Currently, there are no major regulatory incentives for developers to reuse materials in Canada, says Ms. Stiff, but it’s necessary to try anyway in a world where resources are becoming depleted and getting more costly to produce and move around.

“In Europe you see more policies than in Canada around designing developments so they can be disassembled with the materials being reused,” she says.

“In Canada it’s still primarily voluntary, but many investors are starting to ask about [the circular economy],” says Tonya Lagrasta, vice-president and head of ESG at Colliers.

“They’re asking ESG-related [environmental, social and governance] questions about what percentage of building materials on a project are being reused,” she says.

Ms. Stiff sees a niche for construction companies that specialize in reusing building materials. She’d also like to see more buildings designed that take into account what will happen to all the materials when it’s time to tear them down.

“This kind of new thinking needs to be encouraged and extended through the entire building and construction value chain. It will take a lot of co-ordination among architects, engineers, builders and regulators,” says Nigel Etherington, an engineer and the founding principal of Planet & Company Inc., which advises planners and developers.

Benjamin Shinewald, president and chief executive officer of BOMA Canada, an umbrella group for building owners and managers, says the building industry is repetitive.

“It’s often less expensive to reuse materials, given that they have already been paid for, as opposed to [using] new materials which must be procured, delivered and installed.

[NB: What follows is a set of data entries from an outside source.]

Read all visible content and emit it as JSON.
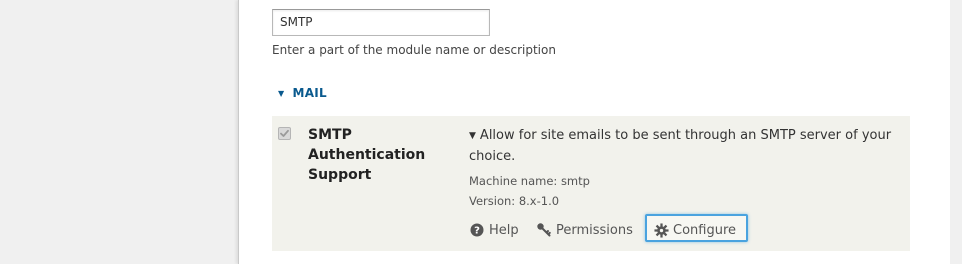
{
  "filter": {
    "value": "SMTP",
    "description": "Enter a part of the module name or description"
  },
  "group": {
    "label": "MAIL"
  },
  "module": {
    "name": "SMTP Authentication Support",
    "checked": true,
    "description": "Allow for site emails to be sent through an SMTP server of your choice.",
    "machine_name": "Machine name: smtp",
    "version": "Version: 8.x-1.0"
  },
  "links": {
    "help": "Help",
    "permissions": "Permissions",
    "configure": "Configure"
  },
  "icons": {
    "help": "help-icon",
    "permissions": "key-icon",
    "configure": "gear-icon",
    "expand": "triangle-down-icon"
  },
  "colors": {
    "group_link": "#0a5a8e",
    "focus_ring": "#4aa3df",
    "row_background": "#f2f2ec"
  }
}
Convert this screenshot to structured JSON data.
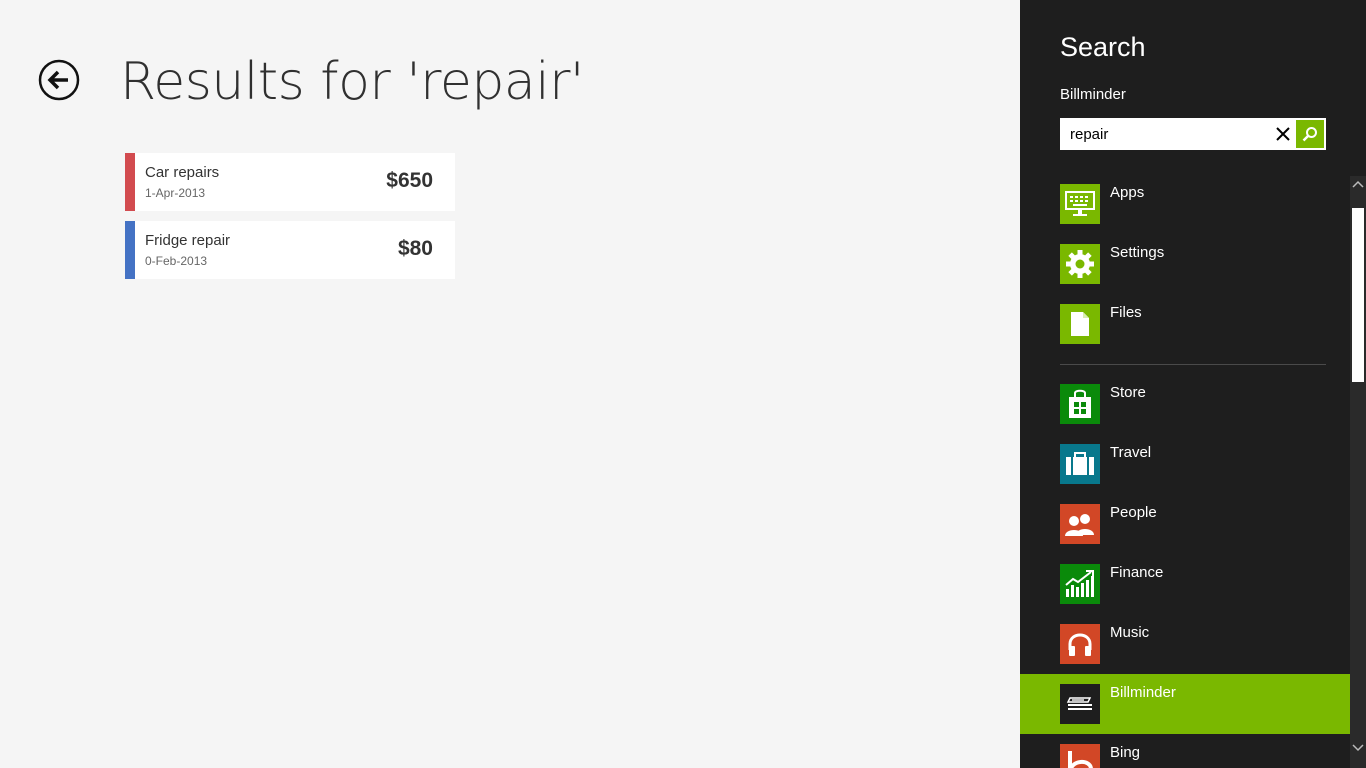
{
  "main": {
    "title": "Results for 'repair'",
    "results": [
      {
        "name": "Car repairs",
        "date": "1-Apr-2013",
        "amount": "$650",
        "color": "#d24b4f"
      },
      {
        "name": "Fridge repair",
        "date": "0-Feb-2013",
        "amount": "$80",
        "color": "#4472c4"
      }
    ]
  },
  "search": {
    "title": "Search",
    "scope": "Billminder",
    "query": "repair",
    "accent": "#7ab800",
    "system_items": [
      {
        "label": "Apps",
        "icon": "apps-icon",
        "color": "#7ab800"
      },
      {
        "label": "Settings",
        "icon": "settings-gear-icon",
        "color": "#7ab800"
      },
      {
        "label": "Files",
        "icon": "file-icon",
        "color": "#7ab800"
      }
    ],
    "app_items": [
      {
        "label": "Store",
        "icon": "store-icon",
        "color": "#0a8a0a"
      },
      {
        "label": "Travel",
        "icon": "travel-suitcase-icon",
        "color": "#08788c"
      },
      {
        "label": "People",
        "icon": "people-icon",
        "color": "#d24726"
      },
      {
        "label": "Finance",
        "icon": "finance-chart-icon",
        "color": "#0a8a0a"
      },
      {
        "label": "Music",
        "icon": "music-headphones-icon",
        "color": "#d24726"
      },
      {
        "label": "Billminder",
        "icon": "billminder-icon",
        "color": "#1e1e1e"
      },
      {
        "label": "Bing",
        "icon": "bing-icon",
        "color": "#d24726"
      }
    ]
  }
}
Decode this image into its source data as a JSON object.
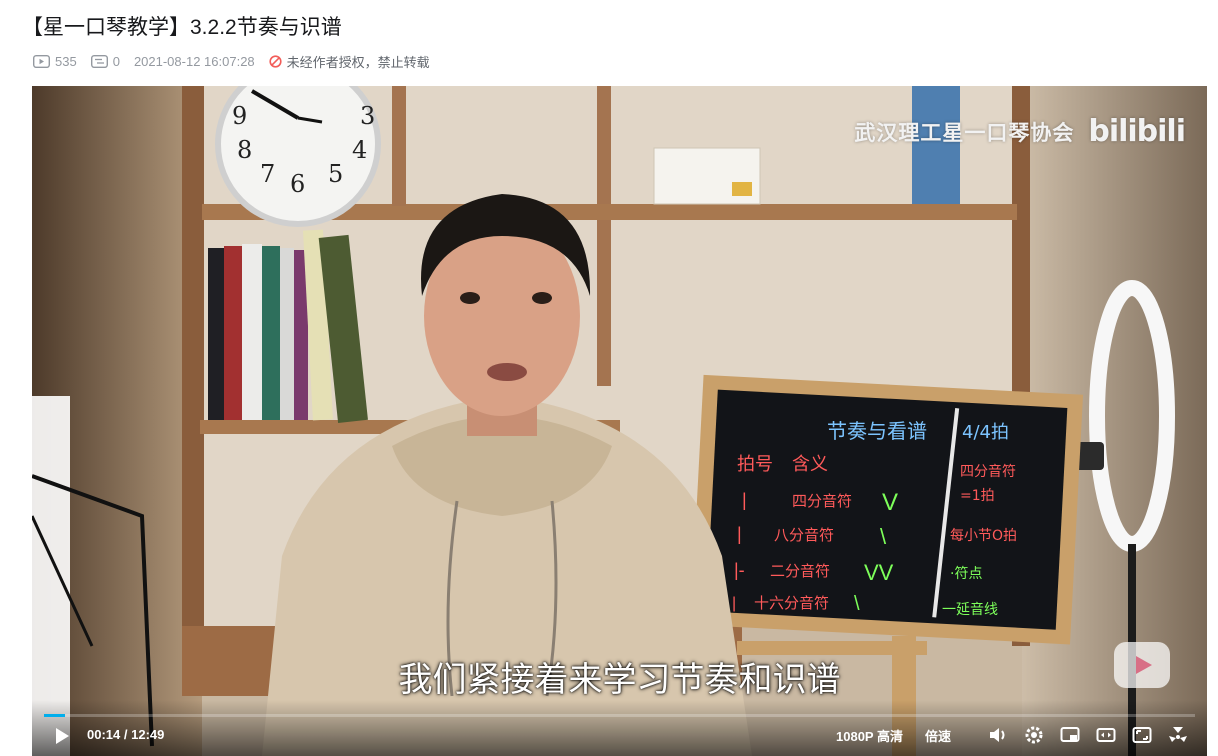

That said, some materials have a lifespan. Other materials may have challenges associated with them, such as asbestos,” he says.

“There is also a cost to transporting and disposing old materials and to procuring and installing new materials,” he adds. “That will always be part of the decision in any potential renovation, from a private home to a massive commercial or institutional building.”